Thursday, September 18th, 2014

When it comes to voting, Virginia is early to rise and early to bed

A bill that would have given Virginians an extra hour to vote died in the General Assembly.
A bill that would have given Virginians an extra hour to vote died in the General Assembly.

Access to voting booths is being debated in the General Assembly this winter. Most of the attention has focused on Republican efforts to narrow the types of personal identification are acceptable at polls before Virginians are allowed to vote.

But another voting bill -- introduced by Del. Eileen Filler-Corn, D-Fairfax --  died quietly in a House Privileges and Elections subcommittee on Jan. 16. It would have extended Virginia’s election days by one hour, so polls would close at 8 p.m.

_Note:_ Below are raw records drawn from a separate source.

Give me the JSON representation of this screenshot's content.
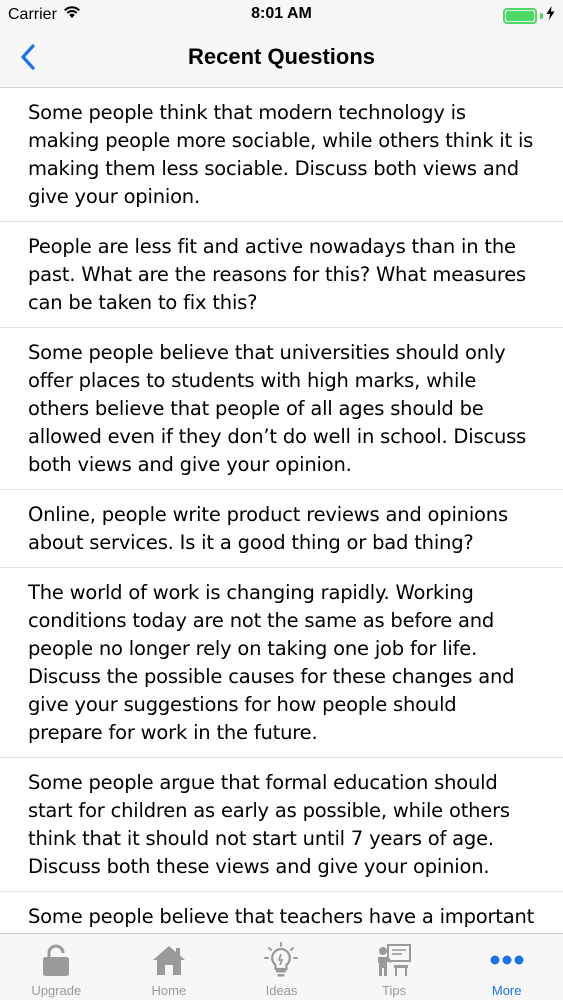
{
  "status_bar": {
    "carrier": "Carrier",
    "time": "8:01 AM",
    "battery_level": 1.0
  },
  "nav": {
    "title": "Recent Questions",
    "back_icon": "chevron-left-icon"
  },
  "questions": [
    "Some people think that modern technology is making people more sociable, while others think it is making them less sociable. Discuss both views and give your opinion.",
    "People are less fit and active nowadays than in the past. What are the reasons for this? What measures can be taken to fix this?",
    "Some people believe that universities should only offer places to students with high marks, while others believe that people of all ages should be allowed even if they don’t do well in school. Discuss both views and give your opinion.",
    "Online, people write product reviews and opinions about services. Is it a good thing or bad thing?",
    "The world of work is changing rapidly. Working conditions today are not the same as before and people no longer rely on taking one job for life. Discuss the possible causes for these changes and give your suggestions for how people should prepare for work in the future.",
    "Some people argue that formal education should start for children as early as possible, while others think that it should not start until 7 years of age. Discuss both these views and give your opinion.",
    "Some people believe that teachers have a important role to play in the educational success"
  ],
  "tabs": [
    {
      "label": "Upgrade",
      "icon": "lock-icon",
      "active": false
    },
    {
      "label": "Home",
      "icon": "home-icon",
      "active": false
    },
    {
      "label": "Ideas",
      "icon": "lightbulb-icon",
      "active": false
    },
    {
      "label": "Tips",
      "icon": "teacher-icon",
      "active": false
    },
    {
      "label": "More",
      "icon": "more-dots-icon",
      "active": true
    }
  ],
  "colors": {
    "accent": "#1a73e8",
    "inactive": "#9a9a9a",
    "battery": "#4cd964"
  }
}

Filler-Corn, during a Jan. 10 news conference,  said the extra hour would be a convenience for voters returning from their work commutes or running errands. "More than half the states keep their polls open later than the Commonwealth of Virginia," she said.

We wondered whether Filler-Corn’s statement on poll closings was accurate. But after researching the claim, we found it difficult to put Virginia’s voting hours in perspective without considering when Virginia polls open -- a topic Filler-Corn did not address.

So instead of submitting her claim to the Truth-O-Meter, we decided to simply share how Virginia’s voting day -- from the opening to closing of polls -- compares to other states. We consulted lists by the National Association of Secretaries of State as well as Ballotpedia.

Virginia polls open at 6 a.m. and close at 7 p.m.  The Old Dominion is among 20 states with a 13-hour voting window. Only seven state have a longer voting day.

Virginia is an early riser on election days. It is one of only 11 states that opens polls at 6 a.m. The rest open later.

As for closing, 23 states allow voting past Virginia’s 7 p.m. deadline to have cast a ballot or be in line at the polls.

Another four other states close polls at either 7 p.m. or 8 p.m.,depending on where a voter lives.

In Nebraska, closing time is 7 p.m. in the mountain time zone, and 8 p.m. for people in the central time zone, where most people live. In Tennessee, voting stops at 7 p.m. in the central time zone, where most residents live, and 8 p.m. in the eastern time zone. In New Hampshire, polls shut at either 7 or 8 p.m. depending on the locality. In North Dakota, the closing time varies by county. John Arnold, the voting facilitator at the North Dakota Association of Counties, said 52 of the state’s 53 counties close at 7 p.m. while one county closes at 8 p.m.

Altogether, there are 27 states that keep all or some of their polls open later than Virginia. Another 20 close polls at the same time or earlier than Virginia.

Not included in those figures are Washington and Oregon. Residents in those states vote by mail and drop their ballots off at collection centers until 8 p.m. on election days.

Filler-Corn’s bill died because of cost concerns in the House subcommittee. An analysis by the Virginia Department of Planning and Budget said extending election days might entail extra compensation for local election staffs and could require localities to hire more ballot workers.

Filler-Corn told us the additional cost should not stand in the way of of keeping polls open an extra hour.

"I recognize it’s a long day but, really, we have to think importance or making sure all Virginians have the opportunity to exercise their right to vote," she said.

"This is not an extreme idea," she added. "Lots of us work long days, commute and have to pick up kids."

Editors note: We originally posted inaccurate information about which time zone most Nebraska residents live in. We have corrected that mistake in this post.